Record Type: Non-Journal
Publication Date: 2019-Mar-26
Pages: 19
Abstractor: ERIC
The Teacher Shortage Is Real, Large and Growing, and Worse than We Thought. The First Report in "The Perfect Storm in the Teacher Labor Market" Series
Garcia, Emma; Weiss, Elaine
Economic Policy Institute

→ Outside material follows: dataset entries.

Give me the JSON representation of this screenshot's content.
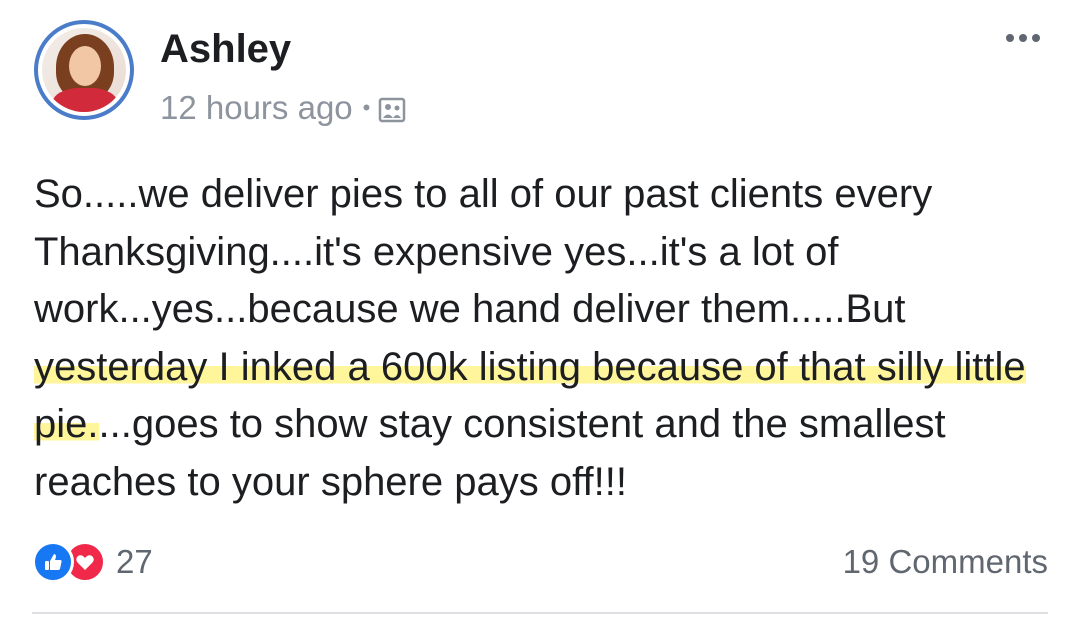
{
  "post": {
    "author_name": "Ashley",
    "timestamp": "12 hours ago",
    "separator": "•",
    "audience_icon": "friends-image-icon",
    "text_before": "So.....we deliver pies to all of our past clients every Thanksgiving....it's expensive yes...it's a lot of work...yes...because we hand deliver them.....But ",
    "text_highlighted": "yesterday I inked a 600k listing because of that silly little pie.",
    "text_after": "...goes to show stay consistent and the smallest reaches to your sphere pays off!!!",
    "highlight_color": "#fff59a"
  },
  "reactions": {
    "types": [
      "like-icon",
      "love-icon"
    ],
    "count": "27",
    "like_color": "#1877f2",
    "love_color": "#f0284a"
  },
  "comments": {
    "label": "19 Comments"
  },
  "colors": {
    "avatar_ring": "#4a7cc9",
    "secondary_text": "#8d949e"
  }
}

This report is the first in a series examining the magnitude of the teacher shortage and the working conditions and other factors that contribute to the shortage. It finds that the teacher shortage is real, large and growing. When indicators of teacher quality (certification, relevant training, experience, etc.) are taken into account, the shortage is even more acute than currently estimated, with high-poverty schools suffering the most from the shortage of credentialed teachers. This is significant because shortage of teachers harms students, teachers, and the public education system as a whole. Lack of sufficient, qualified teachers and staff instability threaten students' ability to learn and reduce teachers' effectiveness, and high teacher turnover consumes economic resources that could be better deployed elsewhere. The teacher shortage makes it more difficult to build a solid reputation for teaching and to professionalize it, which further contributes to perpetuating the shortage. In addition, the fact that the shortage is distributed so unevenly among students of different socioeconomic backgrounds challenges the U.S. education system's goal of providing a sound education equitably to all children. To address this problem, working conditions and other factors that are prompting teachers to quit and dissuading people from entering the profession need to be tackled. Additionally, extra supports and funding to high-poverty schools, where teacher shortages are even more of a problem, need to be provided to all schools.
Economic Policy Institute. 1333 H Street NW Suite 300 East Tower, Washington, DC 20005. Tel: 202-775-8810; Fax: 202-775-0819; e-mail: Web site:
Publication Type: Reports - Evaluative
Education Level: Elementary Secondary Education
Audience: N/A
Language: English
Sponsor: N/A
Authoring Institution: Economic Policy Institute
Identifiers - Assessments and Surveys: Schools and Staffing Survey (NCES)
Grant or Contract Numbers: N/A